__Stored items from a collection__:
* * * * * * *

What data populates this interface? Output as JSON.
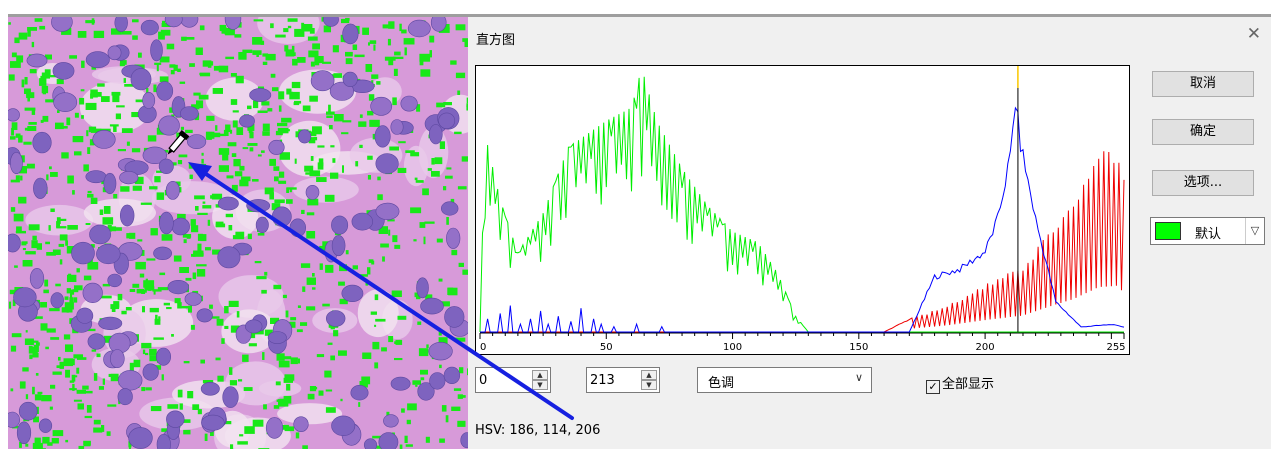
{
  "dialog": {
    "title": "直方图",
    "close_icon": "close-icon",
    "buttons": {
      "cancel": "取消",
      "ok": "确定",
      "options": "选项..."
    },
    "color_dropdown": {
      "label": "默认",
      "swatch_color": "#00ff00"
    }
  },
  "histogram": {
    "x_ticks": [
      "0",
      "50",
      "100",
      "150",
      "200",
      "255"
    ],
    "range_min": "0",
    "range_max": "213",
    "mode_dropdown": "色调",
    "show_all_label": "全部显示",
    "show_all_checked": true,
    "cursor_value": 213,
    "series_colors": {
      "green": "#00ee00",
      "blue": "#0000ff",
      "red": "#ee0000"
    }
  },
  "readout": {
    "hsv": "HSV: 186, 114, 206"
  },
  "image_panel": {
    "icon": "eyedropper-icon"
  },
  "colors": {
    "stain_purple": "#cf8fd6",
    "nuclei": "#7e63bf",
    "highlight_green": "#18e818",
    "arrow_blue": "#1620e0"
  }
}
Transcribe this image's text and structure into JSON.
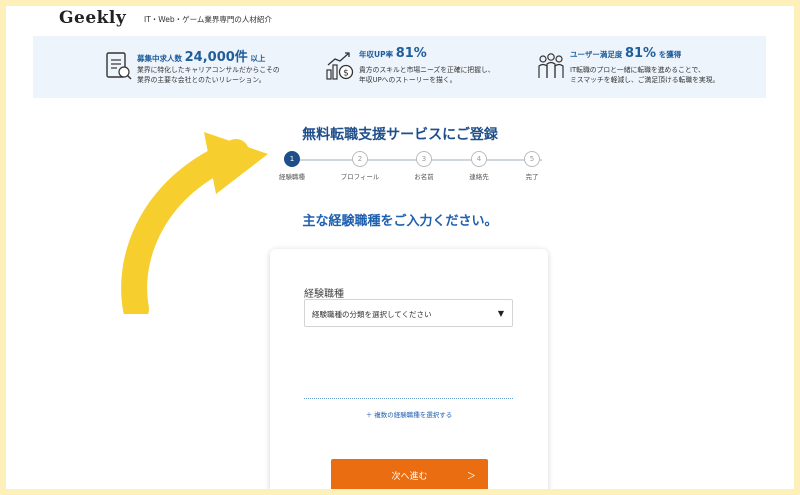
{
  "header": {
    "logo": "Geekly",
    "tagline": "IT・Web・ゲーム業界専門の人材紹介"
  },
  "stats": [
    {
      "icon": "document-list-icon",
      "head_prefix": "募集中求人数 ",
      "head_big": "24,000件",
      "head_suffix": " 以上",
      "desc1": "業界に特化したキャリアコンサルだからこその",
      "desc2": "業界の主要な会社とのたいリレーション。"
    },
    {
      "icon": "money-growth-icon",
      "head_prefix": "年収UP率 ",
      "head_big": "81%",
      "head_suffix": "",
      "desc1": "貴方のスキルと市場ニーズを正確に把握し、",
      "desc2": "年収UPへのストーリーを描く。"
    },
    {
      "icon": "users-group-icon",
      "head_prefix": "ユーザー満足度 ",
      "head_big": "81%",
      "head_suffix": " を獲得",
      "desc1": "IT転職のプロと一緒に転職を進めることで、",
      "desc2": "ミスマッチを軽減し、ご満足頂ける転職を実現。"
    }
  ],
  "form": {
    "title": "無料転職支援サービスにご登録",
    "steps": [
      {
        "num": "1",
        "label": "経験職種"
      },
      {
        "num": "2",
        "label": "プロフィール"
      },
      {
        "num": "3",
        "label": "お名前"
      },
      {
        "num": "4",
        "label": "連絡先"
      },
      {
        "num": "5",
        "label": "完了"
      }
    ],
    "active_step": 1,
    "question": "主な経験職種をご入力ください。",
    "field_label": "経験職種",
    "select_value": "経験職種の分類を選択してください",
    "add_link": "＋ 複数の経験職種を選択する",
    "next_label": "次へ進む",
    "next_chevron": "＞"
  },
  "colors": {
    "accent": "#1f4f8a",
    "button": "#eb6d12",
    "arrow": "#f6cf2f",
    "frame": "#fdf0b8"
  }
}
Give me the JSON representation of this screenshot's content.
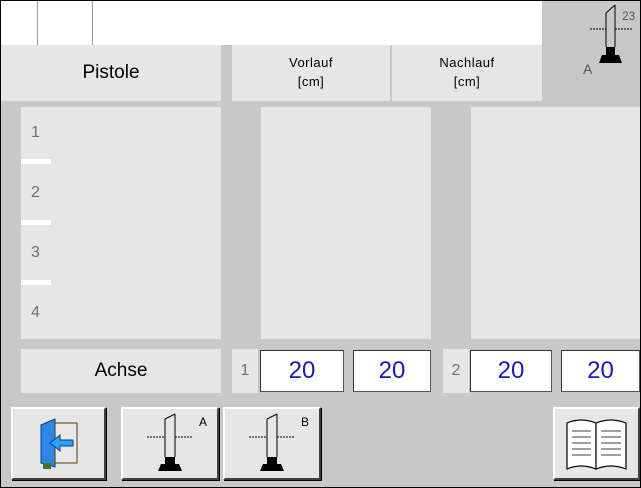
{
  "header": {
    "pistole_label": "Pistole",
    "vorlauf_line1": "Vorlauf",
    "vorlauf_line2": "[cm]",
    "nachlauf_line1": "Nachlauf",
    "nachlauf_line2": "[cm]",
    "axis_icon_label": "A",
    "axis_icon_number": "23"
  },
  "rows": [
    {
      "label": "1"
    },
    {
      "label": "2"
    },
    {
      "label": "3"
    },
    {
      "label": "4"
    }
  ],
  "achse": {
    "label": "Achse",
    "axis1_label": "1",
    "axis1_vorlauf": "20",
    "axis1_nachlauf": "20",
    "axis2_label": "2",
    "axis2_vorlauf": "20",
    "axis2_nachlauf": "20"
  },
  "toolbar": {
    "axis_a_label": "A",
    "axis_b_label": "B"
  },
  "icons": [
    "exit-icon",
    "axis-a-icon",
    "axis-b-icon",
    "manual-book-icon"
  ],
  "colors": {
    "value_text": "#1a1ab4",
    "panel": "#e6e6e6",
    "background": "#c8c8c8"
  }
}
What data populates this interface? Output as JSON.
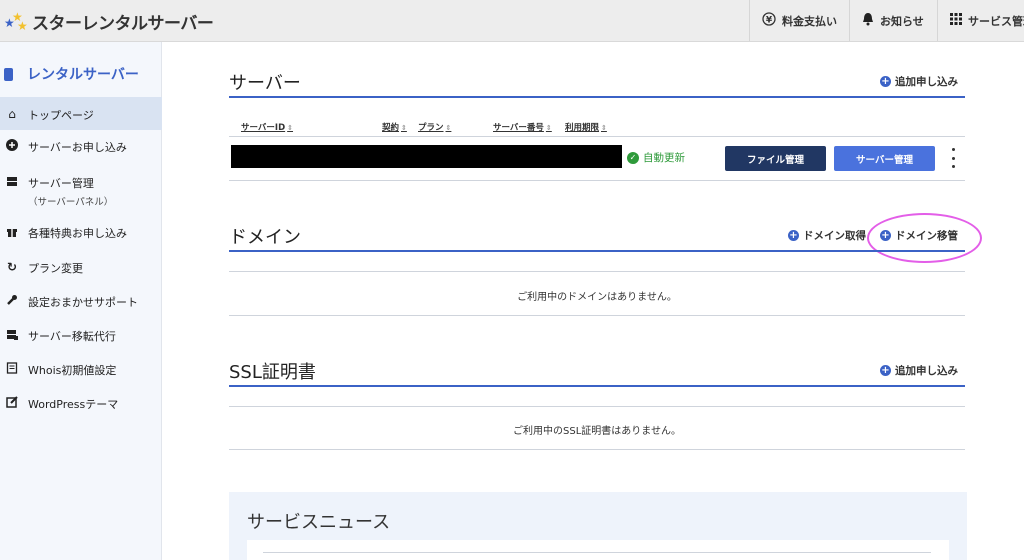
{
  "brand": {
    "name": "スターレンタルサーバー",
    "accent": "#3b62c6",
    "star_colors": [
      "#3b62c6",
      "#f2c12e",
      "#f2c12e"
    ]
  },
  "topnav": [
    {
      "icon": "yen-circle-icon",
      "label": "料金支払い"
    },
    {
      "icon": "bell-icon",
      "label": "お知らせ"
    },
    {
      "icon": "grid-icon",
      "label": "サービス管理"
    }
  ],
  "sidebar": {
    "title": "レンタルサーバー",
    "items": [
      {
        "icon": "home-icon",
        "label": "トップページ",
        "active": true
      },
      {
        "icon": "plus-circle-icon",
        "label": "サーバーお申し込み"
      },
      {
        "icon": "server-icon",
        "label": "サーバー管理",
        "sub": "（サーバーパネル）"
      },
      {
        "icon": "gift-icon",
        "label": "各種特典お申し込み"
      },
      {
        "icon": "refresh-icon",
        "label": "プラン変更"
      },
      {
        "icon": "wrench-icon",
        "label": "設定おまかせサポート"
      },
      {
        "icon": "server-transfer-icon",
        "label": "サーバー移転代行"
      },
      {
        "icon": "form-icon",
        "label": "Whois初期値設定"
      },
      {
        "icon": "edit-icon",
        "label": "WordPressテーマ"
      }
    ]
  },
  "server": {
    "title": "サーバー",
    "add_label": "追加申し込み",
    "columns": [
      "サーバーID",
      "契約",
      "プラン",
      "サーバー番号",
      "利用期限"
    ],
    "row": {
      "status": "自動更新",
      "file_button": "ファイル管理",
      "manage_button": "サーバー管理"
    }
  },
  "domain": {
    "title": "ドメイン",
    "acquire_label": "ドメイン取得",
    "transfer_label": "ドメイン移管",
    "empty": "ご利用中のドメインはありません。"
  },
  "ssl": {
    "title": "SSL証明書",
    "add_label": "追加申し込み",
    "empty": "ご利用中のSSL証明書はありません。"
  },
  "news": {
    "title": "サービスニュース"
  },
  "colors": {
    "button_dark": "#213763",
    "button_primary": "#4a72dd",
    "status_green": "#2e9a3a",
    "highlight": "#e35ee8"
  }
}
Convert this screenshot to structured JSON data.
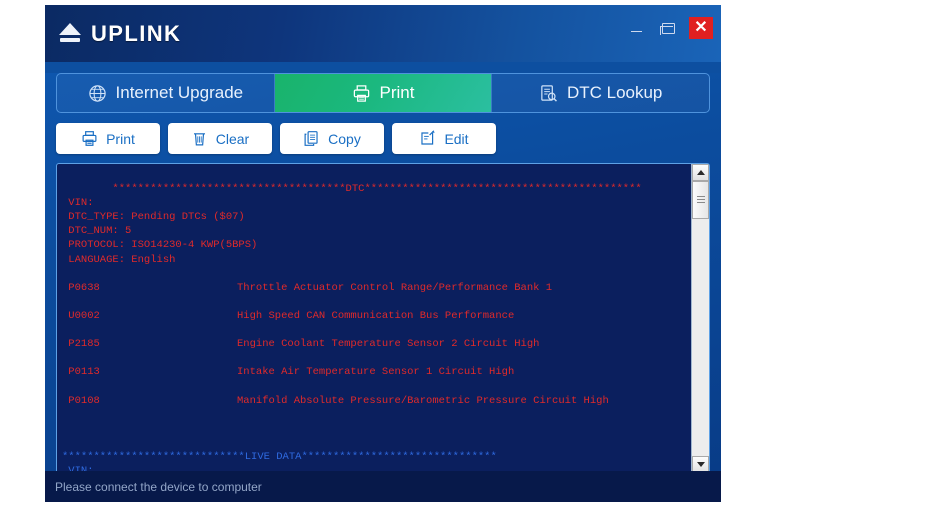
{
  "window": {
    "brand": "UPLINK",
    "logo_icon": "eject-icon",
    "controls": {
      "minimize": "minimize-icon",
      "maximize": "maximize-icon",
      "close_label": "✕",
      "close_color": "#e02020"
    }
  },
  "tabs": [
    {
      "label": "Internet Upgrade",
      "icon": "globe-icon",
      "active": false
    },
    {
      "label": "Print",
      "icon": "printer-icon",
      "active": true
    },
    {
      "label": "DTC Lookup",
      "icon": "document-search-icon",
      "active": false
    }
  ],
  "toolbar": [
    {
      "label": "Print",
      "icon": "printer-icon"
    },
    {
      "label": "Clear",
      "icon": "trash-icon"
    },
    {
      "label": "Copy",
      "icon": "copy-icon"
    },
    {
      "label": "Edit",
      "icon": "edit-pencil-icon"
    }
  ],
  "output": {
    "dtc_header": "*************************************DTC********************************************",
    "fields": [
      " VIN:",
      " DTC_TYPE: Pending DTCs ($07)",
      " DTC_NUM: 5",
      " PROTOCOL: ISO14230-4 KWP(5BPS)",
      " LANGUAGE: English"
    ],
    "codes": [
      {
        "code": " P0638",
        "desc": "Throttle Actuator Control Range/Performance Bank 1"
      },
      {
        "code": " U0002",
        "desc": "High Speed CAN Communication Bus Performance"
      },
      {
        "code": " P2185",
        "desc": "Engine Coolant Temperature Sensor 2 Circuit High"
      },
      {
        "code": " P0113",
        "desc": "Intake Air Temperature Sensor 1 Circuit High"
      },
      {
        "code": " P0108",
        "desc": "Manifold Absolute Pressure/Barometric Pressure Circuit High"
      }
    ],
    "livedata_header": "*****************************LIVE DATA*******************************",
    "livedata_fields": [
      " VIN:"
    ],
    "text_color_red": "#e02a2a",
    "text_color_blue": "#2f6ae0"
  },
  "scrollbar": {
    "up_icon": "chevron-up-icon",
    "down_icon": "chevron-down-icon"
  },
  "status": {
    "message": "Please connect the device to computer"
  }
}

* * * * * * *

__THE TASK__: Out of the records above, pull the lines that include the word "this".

__SOLUTION TO THE PROBLEM__:
What data populates this interface? Output as JSON.
Transcribe this image's text and structure into JSON.
Give me the JSON representation of this screenshot's content.
What data populates this interface? Output as JSON.
Convert this screenshot to structured JSON data.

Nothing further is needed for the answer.